Cat Tumors and Tumefactions

Tumors, not mattering what type, are less frequent on cats than dogs. Nevertheless, when a tumor is found, it’s usually malignant in a rather high percent. That is why; a well-taken care cat should be examined on a regular basis in search of possible nodules. For a cat to enjoy while being examined, procedure should be accompanied of some games and caresses. 
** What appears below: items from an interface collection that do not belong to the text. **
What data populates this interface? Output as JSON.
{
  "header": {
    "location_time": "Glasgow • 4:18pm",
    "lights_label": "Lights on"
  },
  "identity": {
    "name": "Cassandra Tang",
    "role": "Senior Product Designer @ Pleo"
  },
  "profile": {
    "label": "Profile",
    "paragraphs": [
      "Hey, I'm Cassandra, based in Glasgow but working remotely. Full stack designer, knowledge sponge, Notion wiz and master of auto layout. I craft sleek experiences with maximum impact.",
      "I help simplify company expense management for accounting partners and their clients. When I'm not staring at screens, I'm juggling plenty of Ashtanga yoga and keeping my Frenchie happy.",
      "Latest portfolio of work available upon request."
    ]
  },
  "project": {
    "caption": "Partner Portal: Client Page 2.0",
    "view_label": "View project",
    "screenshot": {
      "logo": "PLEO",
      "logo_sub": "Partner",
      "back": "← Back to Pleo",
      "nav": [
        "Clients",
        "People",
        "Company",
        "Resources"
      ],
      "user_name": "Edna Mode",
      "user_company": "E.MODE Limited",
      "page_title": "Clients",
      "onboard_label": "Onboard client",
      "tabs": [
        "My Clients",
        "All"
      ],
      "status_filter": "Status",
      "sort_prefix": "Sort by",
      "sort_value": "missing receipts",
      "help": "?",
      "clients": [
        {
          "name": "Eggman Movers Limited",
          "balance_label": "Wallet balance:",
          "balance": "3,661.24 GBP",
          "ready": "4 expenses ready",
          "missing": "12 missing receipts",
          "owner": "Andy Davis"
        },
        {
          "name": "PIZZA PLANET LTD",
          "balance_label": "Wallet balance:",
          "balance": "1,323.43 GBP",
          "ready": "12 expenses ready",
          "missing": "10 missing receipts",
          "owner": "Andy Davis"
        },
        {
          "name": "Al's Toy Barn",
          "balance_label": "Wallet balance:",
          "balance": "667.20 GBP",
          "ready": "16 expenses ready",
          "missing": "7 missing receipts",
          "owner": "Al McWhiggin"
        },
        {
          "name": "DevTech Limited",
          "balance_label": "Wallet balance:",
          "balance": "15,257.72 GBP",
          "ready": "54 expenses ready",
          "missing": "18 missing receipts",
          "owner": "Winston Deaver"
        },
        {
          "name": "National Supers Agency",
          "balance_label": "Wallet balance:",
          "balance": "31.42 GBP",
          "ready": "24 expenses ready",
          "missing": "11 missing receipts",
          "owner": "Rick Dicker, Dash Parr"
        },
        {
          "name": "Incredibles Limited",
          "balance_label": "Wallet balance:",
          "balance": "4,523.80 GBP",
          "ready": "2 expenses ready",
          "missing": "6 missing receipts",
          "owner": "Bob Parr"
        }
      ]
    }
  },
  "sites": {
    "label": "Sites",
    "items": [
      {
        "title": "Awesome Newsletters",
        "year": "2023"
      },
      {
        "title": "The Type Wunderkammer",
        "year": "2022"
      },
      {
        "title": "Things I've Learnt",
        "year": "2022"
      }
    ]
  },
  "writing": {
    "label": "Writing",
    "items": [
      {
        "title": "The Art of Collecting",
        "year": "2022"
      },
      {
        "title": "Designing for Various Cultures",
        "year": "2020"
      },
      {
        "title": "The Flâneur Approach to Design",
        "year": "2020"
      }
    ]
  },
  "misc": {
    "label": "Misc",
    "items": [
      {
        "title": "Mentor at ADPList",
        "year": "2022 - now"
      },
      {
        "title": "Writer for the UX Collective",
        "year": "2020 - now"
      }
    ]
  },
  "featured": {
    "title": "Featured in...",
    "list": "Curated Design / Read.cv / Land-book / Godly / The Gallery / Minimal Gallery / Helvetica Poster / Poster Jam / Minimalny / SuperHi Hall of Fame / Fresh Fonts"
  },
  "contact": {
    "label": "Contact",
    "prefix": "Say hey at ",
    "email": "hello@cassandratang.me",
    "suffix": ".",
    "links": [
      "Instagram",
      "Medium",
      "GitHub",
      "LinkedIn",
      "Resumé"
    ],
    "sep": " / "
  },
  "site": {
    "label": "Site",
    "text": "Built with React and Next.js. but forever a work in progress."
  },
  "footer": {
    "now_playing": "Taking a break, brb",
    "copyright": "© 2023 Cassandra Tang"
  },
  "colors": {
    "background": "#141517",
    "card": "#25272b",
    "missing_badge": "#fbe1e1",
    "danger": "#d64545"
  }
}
Tumors 
We will be only able to verify tumor transformations if they appear in visible or palpable places.  We will find them, mainly, in skin or under it. While petting your animal, you should determine any irregularity. Any bulkiness in shape of nodules needs special attention. In female cats, mammary glands are usually affected. Unlike female dogs, tumors appear mostly in the front part, next to the thorax. Epidermis decomposes relatively soon forming tumors, making you think it is a badly treated wound. The only sensitive tumor capable of sure prevention is the mammary gland: sterilized cats barely acquire tumors in breasts. In white cats, you can sometimes see alterations in the top of the ears that have the aspect of tuberoses scabs and are almost always malignant. You wont be able to perceive it if there is a tumor in the internal organs. There will only be a slight suspicion when it starts loosing weight without a reason. Discovering nodules is difficult, even for veterinarians. 

The only treatment of all tumor types consists of surgical extirpation, that will be more easy and promising if done as soon as possible. Before any strange manifestation in the skin or in the subcutaneous tissue, supervise if it gets any bigger. If so, a veterinarian will have to see it. It can be of great help providing precise indications on the growth of the alterations. However, it is opportune to worry excessively due to the relative rarity of tumors. 

Cat Houses Cat Boils and abscesses Cat Hernias Cat Tumors and Tumefactions Feline Gastritis Cat's Digestive Illnesses - Diarrhea Cat Constipation Cat Nutrition Mistakes and Infectious Diarrheas Cat Vomiting, Gastritis and Infections Feline Gallstones Embryos and toxoplasmosis Pregnant Women and Toxoplasmosis Cats and Toxoplasmosis Feline Infectious Enteritis Feline Flu Feline Rabies Cat Peritonitis and Feline Immunodeficiency Precautions if you are Pregnant - Toxoplasmosis Ectoparasites and Cutaneous Diseases Feline Endoparasites